(Problem description):
Down to the last word, output the records below, skipping any images.

(Material for the task):
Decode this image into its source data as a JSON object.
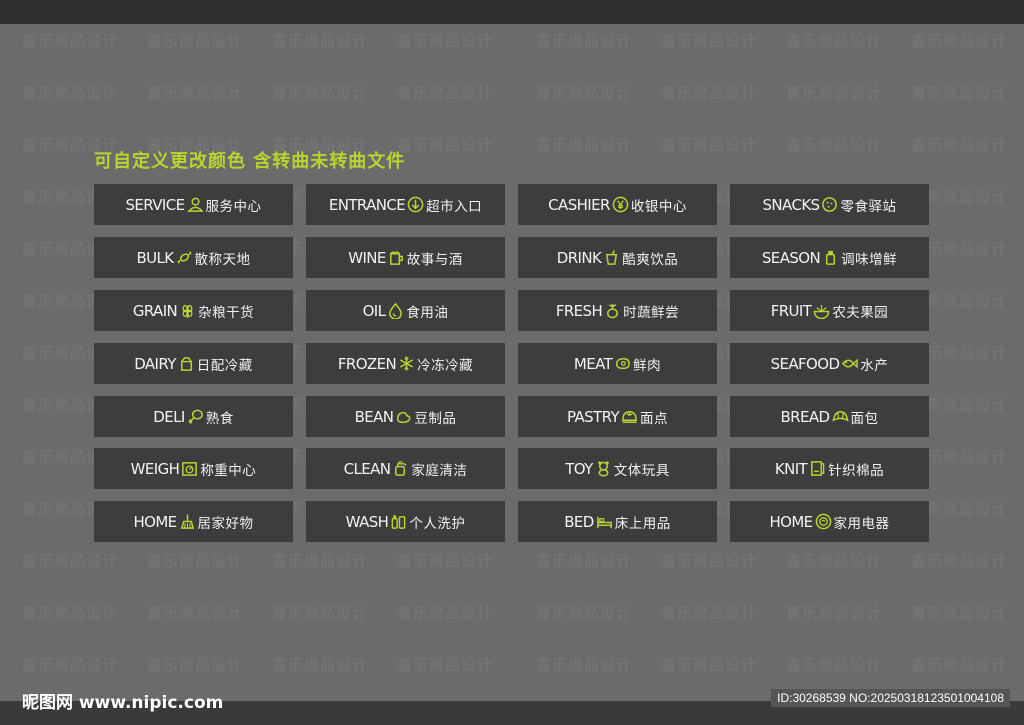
{
  "heading": "可自定义更改颜色  含转曲未转曲文件",
  "accent_color": "#b7d430",
  "watermark_text": "喜乐尚品设计",
  "site_logo": "昵图网 www.nipic.com",
  "image_id": "ID:30268539 NO:20250318123501004108",
  "signs": [
    {
      "en": "SERVICE",
      "zh": "服务中心",
      "icon": "person-service-icon"
    },
    {
      "en": "ENTRANCE",
      "zh": "超市入口",
      "icon": "entrance-arrow-icon"
    },
    {
      "en": "CASHIER",
      "zh": "收银中心",
      "icon": "yen-coin-icon"
    },
    {
      "en": "SNACKS",
      "zh": "零食驿站",
      "icon": "cookie-icon"
    },
    {
      "en": "BULK",
      "zh": "散称天地",
      "icon": "candy-icon"
    },
    {
      "en": "WINE",
      "zh": "故事与酒",
      "icon": "beer-mug-icon"
    },
    {
      "en": "DRINK",
      "zh": "酷爽饮品",
      "icon": "drink-cup-icon"
    },
    {
      "en": "SEASON",
      "zh": "调味增鲜",
      "icon": "seasoning-bottle-icon"
    },
    {
      "en": "GRAIN",
      "zh": "杂粮干货",
      "icon": "wheat-icon"
    },
    {
      "en": "OIL",
      "zh": "食用油",
      "icon": "oil-drop-icon"
    },
    {
      "en": "FRESH",
      "zh": "时蔬鲜尝",
      "icon": "vegetable-icon"
    },
    {
      "en": "FRUIT",
      "zh": "农夫果园",
      "icon": "watermelon-icon"
    },
    {
      "en": "DAIRY",
      "zh": "日配冷藏",
      "icon": "milk-carton-icon"
    },
    {
      "en": "FROZEN",
      "zh": "冷冻冷藏",
      "icon": "snowflake-icon"
    },
    {
      "en": "MEAT",
      "zh": "鲜肉",
      "icon": "meat-icon"
    },
    {
      "en": "SEAFOOD",
      "zh": "水产",
      "icon": "fish-icon"
    },
    {
      "en": "DELI",
      "zh": "熟食",
      "icon": "chicken-leg-icon"
    },
    {
      "en": "BEAN",
      "zh": "豆制品",
      "icon": "bean-icon"
    },
    {
      "en": "PASTRY",
      "zh": "面点",
      "icon": "bun-icon"
    },
    {
      "en": "BREAD",
      "zh": "面包",
      "icon": "croissant-icon"
    },
    {
      "en": "WEIGH",
      "zh": "称重中心",
      "icon": "scale-icon"
    },
    {
      "en": "CLEAN",
      "zh": "家庭清洁",
      "icon": "spray-bottle-icon"
    },
    {
      "en": "TOY",
      "zh": "文体玩具",
      "icon": "teddy-bear-icon"
    },
    {
      "en": "KNIT",
      "zh": "针织棉品",
      "icon": "towel-icon"
    },
    {
      "en": "HOME",
      "zh": "居家好物",
      "icon": "broom-icon"
    },
    {
      "en": "WASH",
      "zh": "个人洗护",
      "icon": "toiletry-bottles-icon"
    },
    {
      "en": "BED",
      "zh": "床上用品",
      "icon": "bed-icon"
    },
    {
      "en": "HOME",
      "zh": "家用电器",
      "icon": "appliance-icon"
    }
  ]
}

(Solution to the problem):
Decode this image into its source data as a JSON object.
{
  "heading": "可自定义更改颜色  含转曲未转曲文件",
  "accent_color": "#b7d430",
  "watermark_text": "喜乐尚品设计",
  "site_logo": "昵图网 www.nipic.com",
  "image_id": "ID:30268539 NO:20250318123501004108",
  "signs": [
    {
      "en": "SERVICE",
      "zh": "服务中心",
      "icon": "person-service-icon"
    },
    {
      "en": "ENTRANCE",
      "zh": "超市入口",
      "icon": "entrance-arrow-icon"
    },
    {
      "en": "CASHIER",
      "zh": "收银中心",
      "icon": "yen-coin-icon"
    },
    {
      "en": "SNACKS",
      "zh": "零食驿站",
      "icon": "cookie-icon"
    },
    {
      "en": "BULK",
      "zh": "散称天地",
      "icon": "candy-icon"
    },
    {
      "en": "WINE",
      "zh": "故事与酒",
      "icon": "beer-mug-icon"
    },
    {
      "en": "DRINK",
      "zh": "酷爽饮品",
      "icon": "drink-cup-icon"
    },
    {
      "en": "SEASON",
      "zh": "调味增鲜",
      "icon": "seasoning-bottle-icon"
    },
    {
      "en": "GRAIN",
      "zh": "杂粮干货",
      "icon": "wheat-icon"
    },
    {
      "en": "OIL",
      "zh": "食用油",
      "icon": "oil-drop-icon"
    },
    {
      "en": "FRESH",
      "zh": "时蔬鲜尝",
      "icon": "vegetable-icon"
    },
    {
      "en": "FRUIT",
      "zh": "农夫果园",
      "icon": "watermelon-icon"
    },
    {
      "en": "DAIRY",
      "zh": "日配冷藏",
      "icon": "milk-carton-icon"
    },
    {
      "en": "FROZEN",
      "zh": "冷冻冷藏",
      "icon": "snowflake-icon"
    },
    {
      "en": "MEAT",
      "zh": "鲜肉",
      "icon": "meat-icon"
    },
    {
      "en": "SEAFOOD",
      "zh": "水产",
      "icon": "fish-icon"
    },
    {
      "en": "DELI",
      "zh": "熟食",
      "icon": "chicken-leg-icon"
    },
    {
      "en": "BEAN",
      "zh": "豆制品",
      "icon": "bean-icon"
    },
    {
      "en": "PASTRY",
      "zh": "面点",
      "icon": "bun-icon"
    },
    {
      "en": "BREAD",
      "zh": "面包",
      "icon": "croissant-icon"
    },
    {
      "en": "WEIGH",
      "zh": "称重中心",
      "icon": "scale-icon"
    },
    {
      "en": "CLEAN",
      "zh": "家庭清洁",
      "icon": "spray-bottle-icon"
    },
    {
      "en": "TOY",
      "zh": "文体玩具",
      "icon": "teddy-bear-icon"
    },
    {
      "en": "KNIT",
      "zh": "针织棉品",
      "icon": "towel-icon"
    },
    {
      "en": "HOME",
      "zh": "居家好物",
      "icon": "broom-icon"
    },
    {
      "en": "WASH",
      "zh": "个人洗护",
      "icon": "toiletry-bottles-icon"
    },
    {
      "en": "BED",
      "zh": "床上用品",
      "icon": "bed-icon"
    },
    {
      "en": "HOME",
      "zh": "家用电器",
      "icon": "appliance-icon"
    }
  ]
}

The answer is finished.